Experiment! Have a play. Find some squares and do some folding and fiddling – hand or machine, your choice. Download a quick tutorial sheet here. If you are in need of more help then the accompanying blog post can be found here.

If you find you love the technique and/or are feeling really masochistic you could try this idea Chris found in one of her old books (Learn Patchwork by Lynette-Merlin Syme, 1986) – a window blind. I imagine the background fabric was a sheer one of some description!

2020-08-06 09.56.50

Inspiration, Scrappy Sunday, scraps

Scrappy Sunday

Is your scrap bag full of random strips? Different lengths, different widths, not even straight? We have a plan! You can do this quilt-as-you-go or just fabric and quilt later – your choice. But the basic premis is the same – stitch those strips together!

You do need a bit of a plan if you like order and symmetry, otherwise just go completely random. If you want to do q-a-y-g then you will need to find some wadding squares and some backing – all cut to about the same size. Even with random ones you may find it easier if you stitch to some sort of backing – interfacing or light weight cotton of some sort – that is cut into a square, especially if you are going for the more ordered look.

Start with a central strip diagonally across the square centre(ish) – if you like a plan then this should be the same colour fabric, if not the same fabric each time; then add strips to either side of this – right-sides together, stitch, press back etc. Trim square.

Your squares will look either neat and ordered if all your strips were the same width, or a bit wild and wonky if they weren’t –

Once you get bored with making squares you can join them together. By having the same fabric down the centre of each square you can make different designs by turning your blocks around. Notice how having wonky strips means no matching of seams other than the blocks themselves.

If you did qayg then you may (depending on the method you use to put the blocks together) have a little sashing strip between the blocks – you could make this the same colour as the centre strips if they were all the same.

If you get bored very quickly then you could just make a simple little runner or two –

Join us next week for some more scrappy ideas . . .

Inspiration, possibilities, Scrappy Sunday, scraps

Scrappy Sundays – Squares

One thing it is easy to cut scraps into is squares. But the same size squares, or different size squares?

Same size squares can be joined into 4-patch blocks

4patch block

Different size squares (one set twice the size of the other) will make Double 4-Patch blocks.

double 4patch block

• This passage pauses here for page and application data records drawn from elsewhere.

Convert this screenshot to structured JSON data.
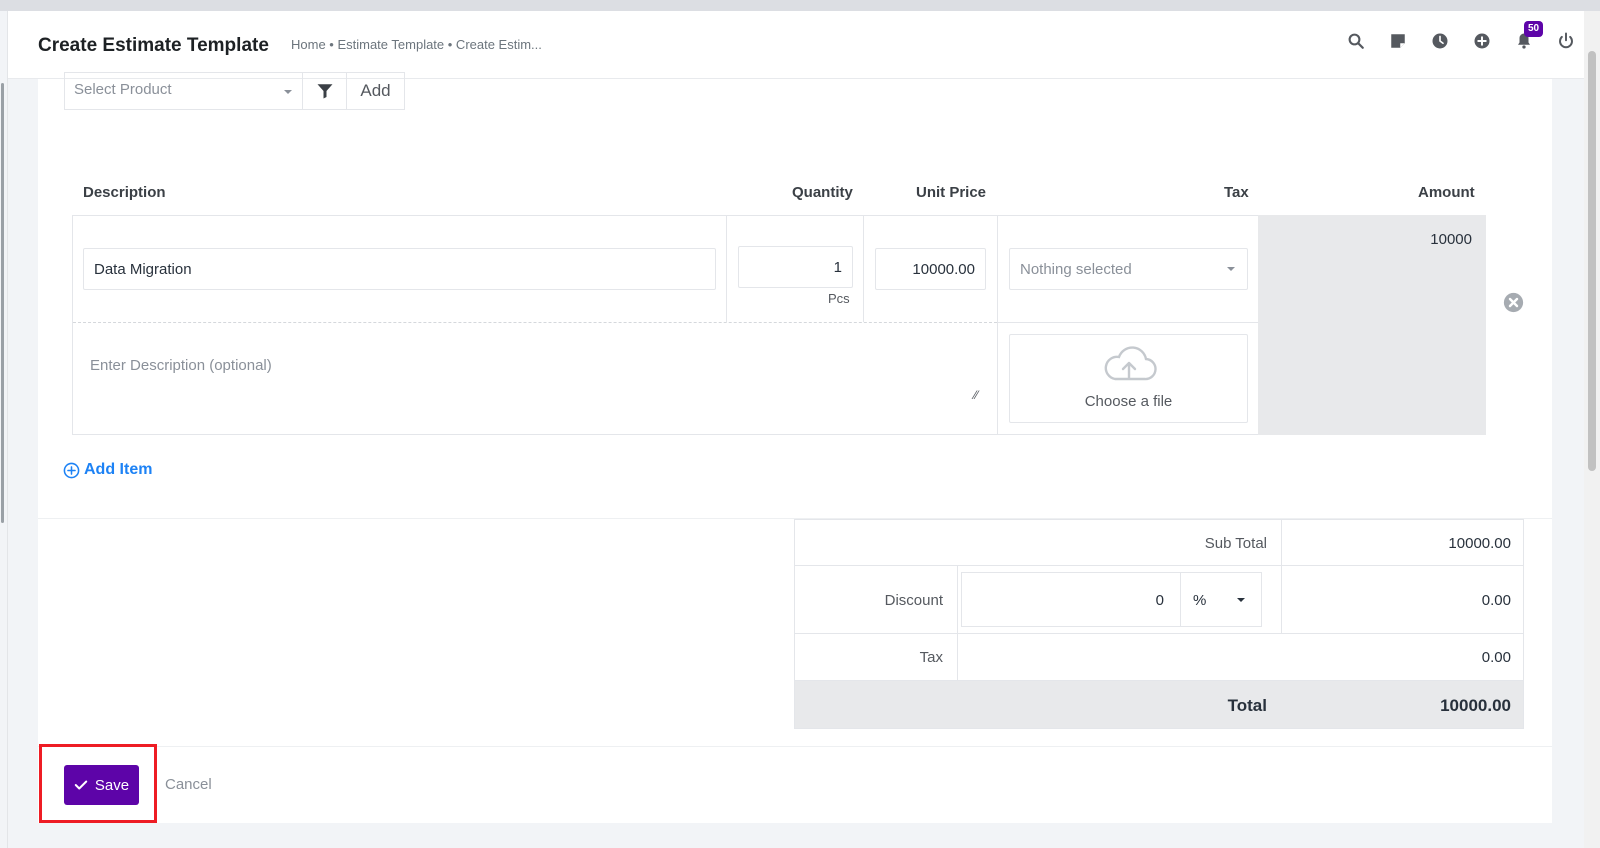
{
  "header": {
    "title": "Create Estimate Template",
    "breadcrumb": "Home • Estimate Template • Create Estim...",
    "notification_count": "50",
    "icons": [
      "search-icon",
      "sticky-note-icon",
      "clock-icon",
      "plus-circle-icon",
      "bell-icon",
      "power-icon"
    ]
  },
  "product_select": {
    "placeholder": "Select Product",
    "add_label": "Add"
  },
  "table": {
    "columns": [
      "Description",
      "Quantity",
      "Unit Price",
      "Tax",
      "Amount"
    ],
    "item": {
      "description": "Data Migration",
      "quantity": "1",
      "unit": "Pcs",
      "unit_price": "10000.00",
      "tax": "Nothing selected",
      "amount": "10000",
      "description_placeholder": "Enter Description (optional)",
      "upload_label": "Choose a file"
    }
  },
  "add_item_label": "Add Item",
  "totals": {
    "subtotal_label": "Sub Total",
    "subtotal": "10000.00",
    "discount_label": "Discount",
    "discount_value": "0",
    "discount_type": "%",
    "discount": "0.00",
    "tax_label": "Tax",
    "tax": "0.00",
    "total_label": "Total",
    "total": "10000.00"
  },
  "actions": {
    "save_label": "Save",
    "cancel_label": "Cancel"
  },
  "colors": {
    "accent": "#5d04a8",
    "link": "#1d82f5",
    "highlight": "#ee1c24"
  }
}
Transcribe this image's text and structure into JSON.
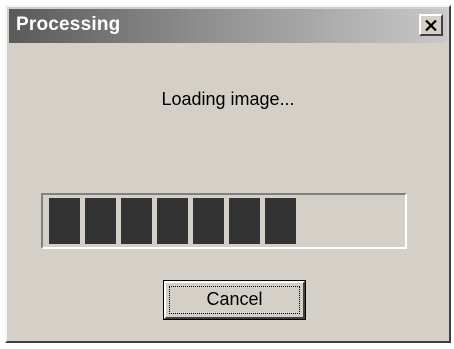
{
  "dialog": {
    "title": "Processing",
    "message": "Loading image...",
    "progress": {
      "value": 0.6,
      "segments_filled": 7
    },
    "cancel_label": "Cancel"
  },
  "icons": {
    "close": "close-icon"
  },
  "colors": {
    "face": "#d4d0c8",
    "progress_fill": "#333333"
  }
}
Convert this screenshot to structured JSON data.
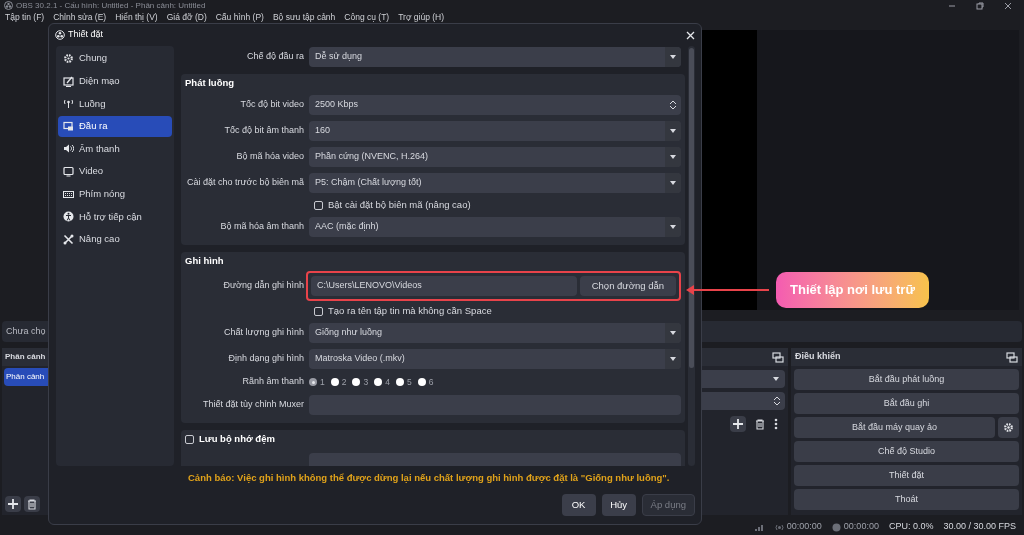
{
  "app": {
    "title": "OBS 30.2.1 - Cấu hình: Untitled - Phân cảnh: Untitled",
    "menu": [
      "Tập tin (F)",
      "Chỉnh sửa (E)",
      "Hiển thị (V)",
      "Giá đỡ (D)",
      "Cấu hình (P)",
      "Bộ sưu tập cảnh",
      "Công cụ (T)",
      "Trợ giúp (H)"
    ],
    "source_bar": "Chưa chọ",
    "scenes": {
      "title": "Phân cảnh",
      "items": [
        {
          "label": "Phân cảnh",
          "selected": true
        }
      ]
    },
    "controls": {
      "title": "Điều khiển",
      "buttons": [
        "Bắt đầu phát luồng",
        "Bắt đầu ghi",
        "Bắt đầu máy quay ảo",
        "Chế độ Studio",
        "Thiết đặt",
        "Thoát"
      ]
    },
    "status": {
      "stream_time": "00:00:00",
      "record_time": "00:00:00",
      "cpu": "CPU: 0.0%",
      "fps": "30.00 / 30.00 FPS"
    }
  },
  "dialog": {
    "title": "Thiết đặt",
    "sidebar": [
      {
        "label": "Chung",
        "selected": false
      },
      {
        "label": "Diện mạo",
        "selected": false
      },
      {
        "label": "Luồng",
        "selected": false
      },
      {
        "label": "Đầu ra",
        "selected": true
      },
      {
        "label": "Âm thanh",
        "selected": false
      },
      {
        "label": "Video",
        "selected": false
      },
      {
        "label": "Phím nóng",
        "selected": false
      },
      {
        "label": "Hỗ trợ tiếp cận",
        "selected": false
      },
      {
        "label": "Nâng cao",
        "selected": false
      }
    ],
    "output_mode": {
      "label": "Chế độ đầu ra",
      "value": "Dễ sử dụng"
    },
    "stream": {
      "title": "Phát luồng",
      "rows": [
        {
          "kind": "spin",
          "label": "Tốc độ bit video",
          "value": "2500 Kbps"
        },
        {
          "kind": "select",
          "label": "Tốc độ bit âm thanh",
          "value": "160"
        },
        {
          "kind": "select",
          "label": "Bộ mã hóa video",
          "value": "Phần cứng (NVENC, H.264)"
        },
        {
          "kind": "select",
          "label": "Cài đặt cho trước bộ biên mã",
          "value": "P5: Chậm (Chất lượng tốt)"
        },
        {
          "kind": "checkbox",
          "label": "Bật cài đặt bộ biên mã (nâng cao)",
          "checked": false
        },
        {
          "kind": "select",
          "label": "Bộ mã hóa âm thanh",
          "value": "AAC (mặc định)"
        }
      ]
    },
    "recording": {
      "title": "Ghi hình",
      "rows": [
        {
          "kind": "path",
          "label": "Đường dẫn ghi hình",
          "value": "C:\\Users\\LENOVO\\Videos",
          "button": "Chọn đường dẫn"
        },
        {
          "kind": "checkbox",
          "label": "Tạo ra tên tập tin mà không cần Space",
          "checked": false
        },
        {
          "kind": "select",
          "label": "Chất lượng ghi hình",
          "value": "Giống như luồng"
        },
        {
          "kind": "select",
          "label": "Định dạng ghi hình",
          "value": "Matroska Video (.mkv)"
        },
        {
          "kind": "radios",
          "label": "Rãnh âm thanh",
          "options": [
            {
              "label": "1",
              "selected": true
            },
            {
              "label": "2",
              "selected": false
            },
            {
              "label": "3",
              "selected": false
            },
            {
              "label": "4",
              "selected": false
            },
            {
              "label": "5",
              "selected": false
            },
            {
              "label": "6",
              "selected": false
            }
          ]
        },
        {
          "kind": "text",
          "label": "Thiết đặt tùy chỉnh Muxer",
          "value": ""
        }
      ]
    },
    "replay_buffer": {
      "title": "Lưu bộ nhớ đệm",
      "checked": false
    },
    "warning": "Cảnh báo: Việc ghi hình không thể được dừng lại nếu chất lượng ghi hình được đặt là \"Giống như luồng\".",
    "buttons": [
      {
        "label": "OK",
        "disabled": false
      },
      {
        "label": "Hủy",
        "disabled": false
      },
      {
        "label": "Áp dụng",
        "disabled": true
      }
    ]
  },
  "annotation": {
    "text": "Thiết lập nơi lưu trữ"
  }
}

These Double blocks can make quite interesting quilts when done as light, dark and bright scraps and the blocks rotated. These are just 4 blocks by 4.

double 4patch quiltadouble 4patch quiltbdouble 4patch quiltcdouble 4patch quiltd

What happens if we add alternate 4-patch blocks to these? Again this is 4 blocks by 4.

4 by 4 quilta4 by 4 quiltb4 by 4 quiltc

But if we add extra (smaller) blocks – 7 by 7 say –

7 by 7 quilta7 by 7 quiltb7 by 7 quiltc

Or 12 by 12 even – if those little squares are now 2 inches and the blocks are 8 inches you have a giant quilt of 96 inches square.

12 by12 quilt12 by12 quilta

More scraps next week!

colouring in, Electric Quilt, Free patterns, Inspiration, Scrappy Sunday, scraps

Scrappy Sunday – EQ Doodles

And suddenly its March! If the techie gods have been kind then our March EQ Doodles are up on the Doodles page; if not, then hopefully they will find their way there soon.

Our block for March is Doris’ Delight, a variation of 54-40 or Fight.

Doris Delight block

Over on the Doodles page we’ve changed the shading around a few times and given you a few ideas for quilt settings. But what about a scrappy version?

We would suggest keeping the star points the same colour – not necessarily the same fabric, just the same colour and then mix and match the other pieces – bright plus light for instance – and move them around. You might end up with blocks a bit like these two

But what about a quilt?

March scrappy

Alternating the light/bright placements and keeping the points the same colour does seem to work. Download a quilt to colour here and the templates, rotary cutting measurements and even a foundation piecing pattern (for the Peaky and Spike units) can be downloaded here if you fancy making some 12 inch blocks for real.